Released: 1989 – Sega Mega CD
Road Avenger—or Road Blaster, depending on which version you played or what country you’re from—was one of a number of titles to come out during the big craze of “interactive videogames” delivered via LaserDisc. With your wife killed by a crazed biker gang, you do what any sensible husband would: hop into your custom red sports car and use it to exact swift justice, played out by perfectly-timed button pushes à la Dragon’s Lair. Really, though, even beyond the game itself, the reason this gets my nomination is simply for the opening song that was featured exclusively on the Sega CD version. That track—and its nonsensical lyrics—stand to this day as one of the proudest audio moments in gaming.
-Eric L. Patterson
Released: May 2010 – Xbox 360, PS3, PC
Sure, Blur isn’t the most original of games when it comes to car combat—but it’s definitely one of the most fun. Unfortunately, it came out during a flood of racing games, so it fell through the cracks for many people—which would later lead to Bizarre Creations closing up shop. But for those of us who did play it, we got a game that combined the car mechanics of Need for Speed with Mario Kart’s weaponized mayhem. With 60-plus story missions, a variety of game modes, and solid online multiplayer,Blur could’ve been the start of a rich car-combat franchise if Activision hadn’t been so quick to pull the plug.
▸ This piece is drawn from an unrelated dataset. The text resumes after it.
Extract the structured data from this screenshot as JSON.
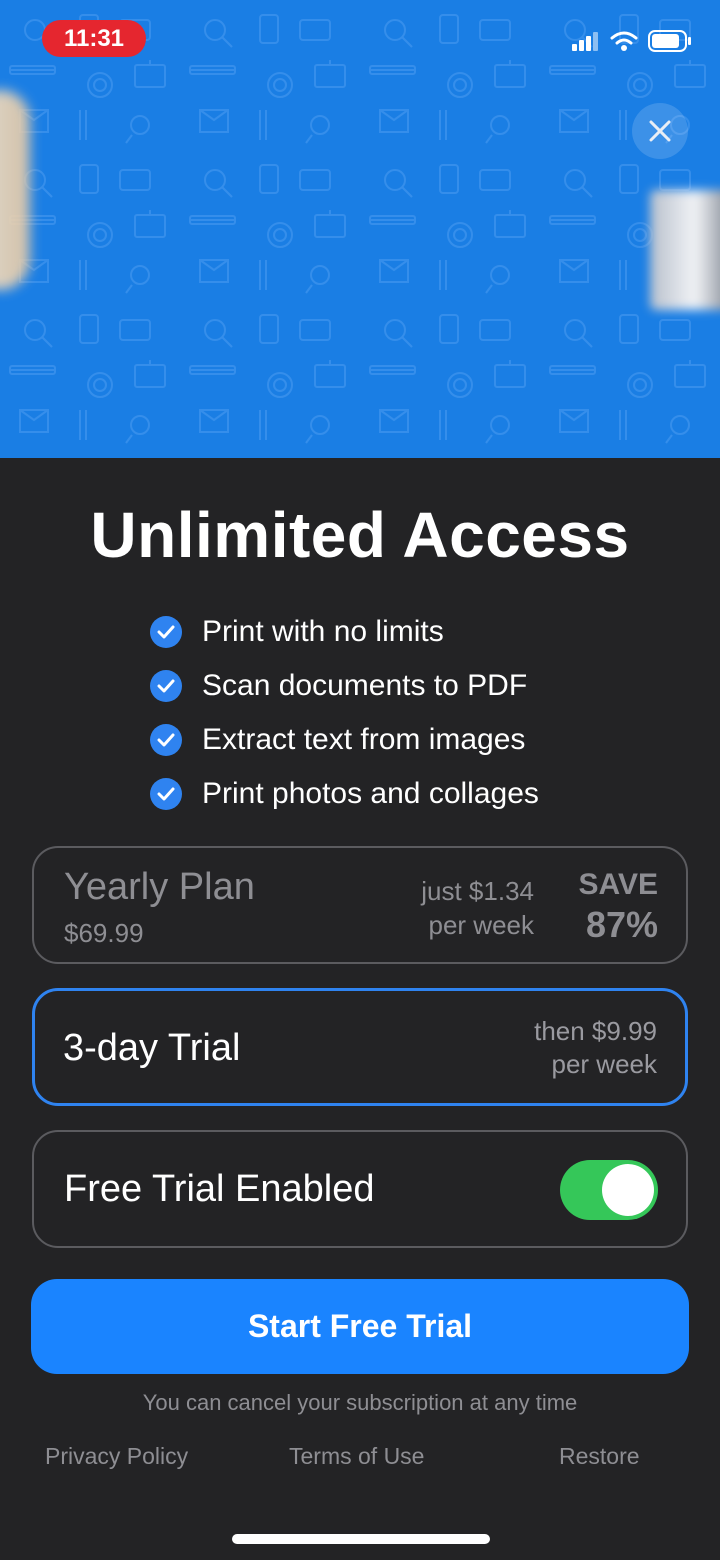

Plus, the game featured IndyCar and NASCAR driver Danica Patrick…and she’s just so dreamy.